I would assume that William was an illiterate tenant on the Stuart farm, and may have bought that farm or a part of it by 1750. Since he could not spell his name, the tithe-taker spelled it the way he thought he heard William or J. Stuart pronounce it, with the result that the same tithe-taker spelled the same man’s name three different ways in successive years. Marriage records from the same county list a Casady in 1787, a Casaday in 1806, and a Cassida in 1825, making at least seven spellings of the name of what was probably the same family!
I suspect that when the first member of the family learned to read and write, he took the spelling from whatever official record happened to be handy, and it has been “set in concrete” ever since.I recall my uncle telling me that when he was a child (in the 1930’s or early 40’s), he pronounced the name of Cassada as “Cassidy” until a relative pointed out to him that it was not spelled that way, and should be pronounced “CASS-uh-duh”.
I’m sure my uncle did not dream up that pronunciation of his name, he must have learned it from his parents and other family members. Unlike our early Irish ancestors, modern Americans generally believe that every word (especially a name) has one “correct” spelling and pronunciation that never changes. It is easy to understand how a family member just a couple of generations back could have assumed that the way we spell our name today must be the way it has always been spelled, and that the pronunciation must match the spelling.
With the insights gained by reviewing the Cassidy Clan website, all this begins to make sense, and I now understand that we are a branch of the Irish Cassidy clan. I wish that earlier generations of my family could have had access to the Cassidy Clan website years ago when they were researching our family history. It is a terrific resource for information that goes beyond our small section of Virginia, and has answered a lot of questions about who we are and where we came from. Thank you, to everyone who has contributed to this wonderful resource.
Oliver Cassidy in February 2016
Here is my opinion: Very many members of our distinguished Clann left Ireland in the 1800’s. Some left voluntarily and others who were forced to do so by the action of ruthless landlords. Most of them had been living in conditions of abject poverty. They would have had no schooling and would therefore been unable to read or write.
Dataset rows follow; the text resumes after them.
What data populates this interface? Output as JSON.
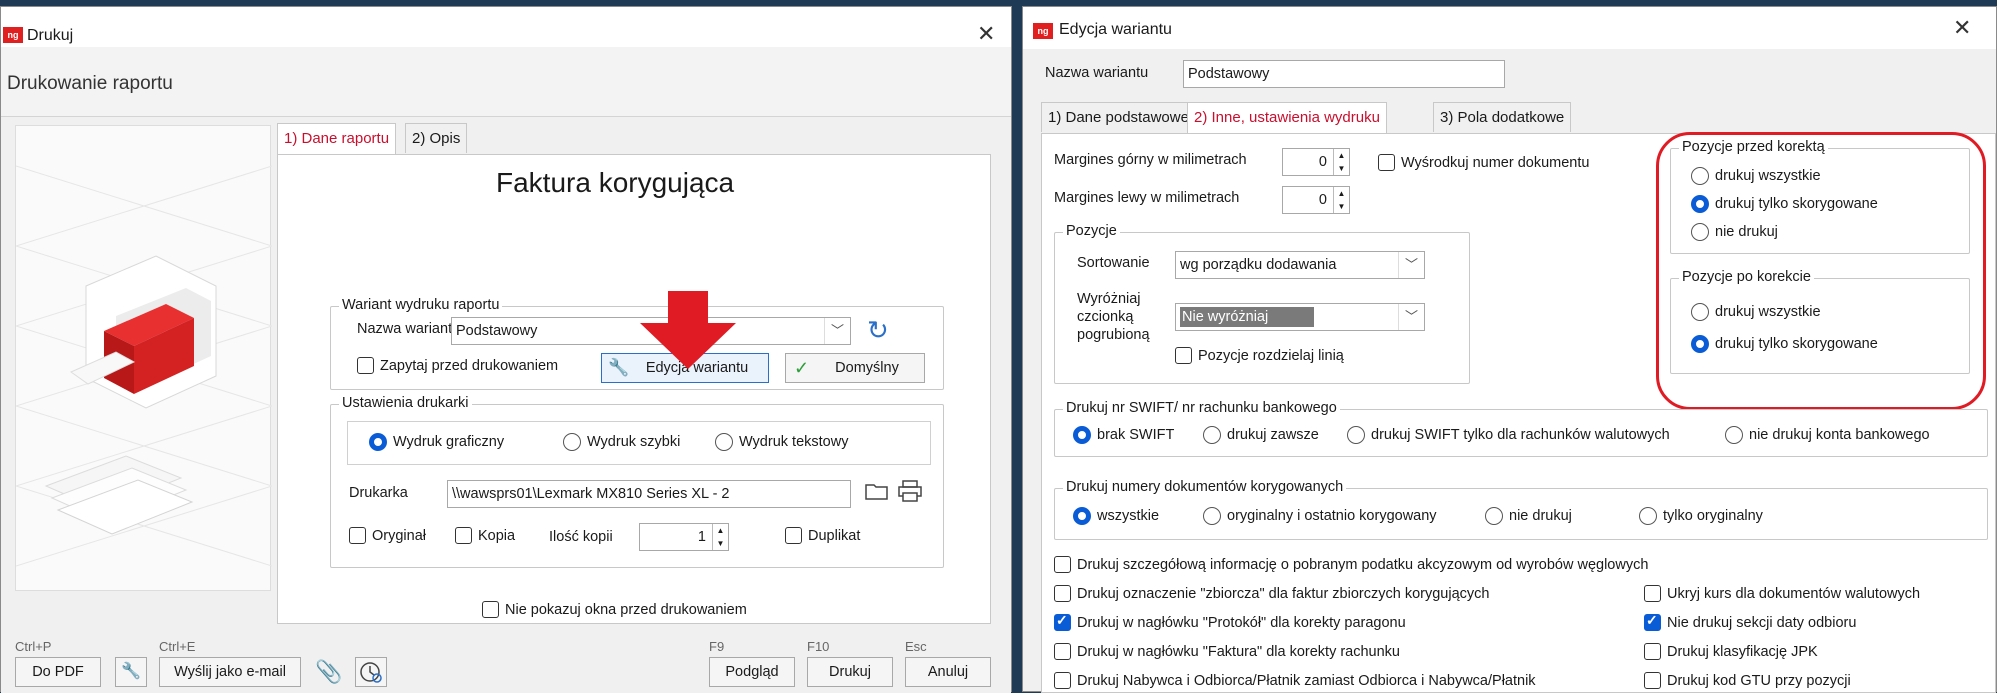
{
  "drukuj": {
    "window_title": "Drukuj",
    "app_icon": "ng",
    "header": "Drukowanie raportu",
    "tabs": [
      "1) Dane raportu",
      "2) Opis"
    ],
    "report_title": "Faktura korygująca",
    "variant_group": {
      "title": "Wariant wydruku raportu",
      "name_label": "Nazwa wariantu",
      "name_value": "Podstawowy",
      "ask_before_print": "Zapytaj przed drukowaniem",
      "edit_button": "Edycja wariantu",
      "default_button": "Domyślny"
    },
    "printer_group": {
      "title": "Ustawienia drukarki",
      "modes": [
        "Wydruk graficzny",
        "Wydruk szybki",
        "Wydruk tekstowy"
      ],
      "selected_mode": 0,
      "printer_label": "Drukarka",
      "printer_value": "\\\\wawsprs01\\Lexmark MX810 Series XL - 2",
      "original": "Oryginał",
      "copy": "Kopia",
      "copies_label": "Ilość kopii",
      "copies_value": "1",
      "duplicate": "Duplikat"
    },
    "hide_window": "Nie pokazuj okna przed drukowaniem",
    "footer": {
      "pdf_shortcut": "Ctrl+P",
      "pdf_button": "Do PDF",
      "email_shortcut": "Ctrl+E",
      "email_button": "Wyślij jako e-mail",
      "preview_shortcut": "F9",
      "preview_button": "Podgląd",
      "print_shortcut": "F10",
      "print_button": "Drukuj",
      "cancel_shortcut": "Esc",
      "cancel_button": "Anuluj"
    }
  },
  "edycja": {
    "window_title": "Edycja wariantu",
    "app_icon": "ng",
    "name_label": "Nazwa wariantu",
    "name_value": "Podstawowy",
    "tabs": [
      "1) Dane podstawowe",
      "2) Inne, ustawienia wydruku",
      "3) Pola dodatkowe"
    ],
    "margin_top_label": "Margines górny w milimetrach",
    "margin_top_value": "0",
    "margin_left_label": "Margines lewy w milimetrach",
    "margin_left_value": "0",
    "center_doc_number": "Wyśrodkuj numer dokumentu",
    "positions_group": {
      "title": "Pozycje",
      "sort_label": "Sortowanie",
      "sort_value": "wg porządku dodawania",
      "bold_label_1": "Wyróżniaj",
      "bold_label_2": "czcionką",
      "bold_label_3": "pogrubioną",
      "bold_value": "Nie wyróżniaj",
      "separate_line": "Pozycje rozdzielaj linią"
    },
    "before_group": {
      "title": "Pozycje przed korektą",
      "options": [
        "drukuj wszystkie",
        "drukuj tylko skorygowane",
        "nie drukuj"
      ],
      "selected": 1
    },
    "after_group": {
      "title": "Pozycje po korekcie",
      "options": [
        "drukuj wszystkie",
        "drukuj tylko skorygowane"
      ],
      "selected": 1
    },
    "swift_group": {
      "title": "Drukuj nr SWIFT/ nr rachunku bankowego",
      "options": [
        "brak SWIFT",
        "drukuj zawsze",
        "drukuj SWIFT tylko dla rachunków walutowych",
        "nie drukuj konta bankowego"
      ],
      "selected": 0
    },
    "corrected_group": {
      "title": "Drukuj numery dokumentów korygowanych",
      "options": [
        "wszystkie",
        "oryginalny i ostatnio korygowany",
        "nie drukuj",
        "tylko oryginalny"
      ],
      "selected": 0
    },
    "checks_left": [
      {
        "label": "Drukuj szczegółową informację o pobranym podatku akcyzowym od wyrobów węglowych",
        "checked": false
      },
      {
        "label": "Drukuj oznaczenie \"zbiorcza\" dla faktur zbiorczych korygujących",
        "checked": false
      },
      {
        "label": "Drukuj w nagłówku \"Protokół\" dla korekty paragonu",
        "checked": true
      },
      {
        "label": "Drukuj w nagłówku \"Faktura\" dla korekty rachunku",
        "checked": false
      },
      {
        "label": "Drukuj Nabywca i Odbiorca/Płatnik zamiast Odbiorca i Nabywca/Płatnik",
        "checked": false
      }
    ],
    "checks_right": [
      {
        "label": "Ukryj kurs dla dokumentów walutowych",
        "checked": false
      },
      {
        "label": "Nie drukuj sekcji daty odbioru",
        "checked": true
      },
      {
        "label": "Drukuj klasyfikację JPK",
        "checked": false
      },
      {
        "label": "Drukuj kod GTU przy pozycji",
        "checked": false
      }
    ]
  },
  "colors": {
    "accent": "#0a5bd6",
    "active_tab": "#c8102e",
    "annotation": "#e01b24",
    "bold_select": "#7a7a7a"
  }
}
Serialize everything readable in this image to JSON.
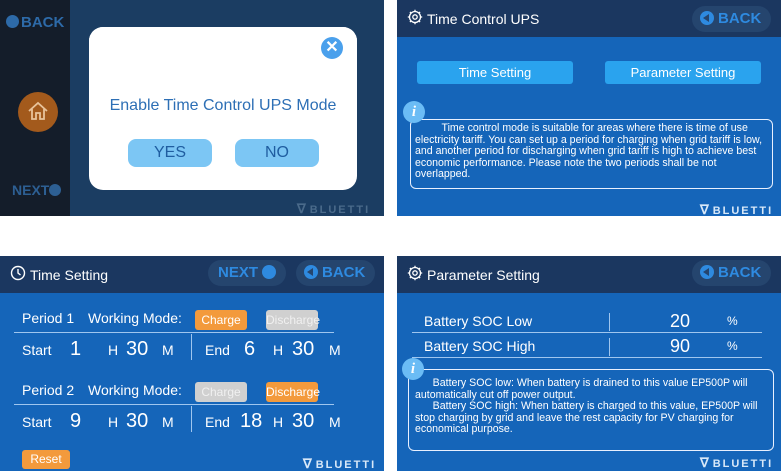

What is the point in been able to read if you have nothing to read or write, no books, no papers? These people worked morning, noon and night on really small mountainous farms in conditions that were nothing better than slavery.
Let’s imagine then that someone, called Hugh Cassidy, from a poor family in west Fermanagh gets a passage to America and arrive at Ellis Island in 1880. The conversation might go something like this:
Immigration Officer: Name sir?
Immigrant: Hugh Cassidy,( he may have pronounced his name as Cassidy, Casdey, Cassiday,Cassity, Keshdey, Keshidey, )
Immigration Officer: How do you spell that sir?
Immigrant: Sorry, I can’t read or write or spell.
At that stage it was left entirely to the imagination of the immigration officer as to how Cassidy might be spelt.
I imagine that Hugh Cassidy would have been handed a document at the end of the process with his name written on it. For the first time ever Hugh Cassidy would have his name in print. He would then probably have adopted that spelling and passed it on to his descendents.
The important thing is that all of these spellings are derived from the original Irish name, O’Caiside. Hope that this interpretation is useful to Cassidys wherever in the world you may be and what ever spelling your ancestors adopted for you.
What is your view? Please share your comments with us?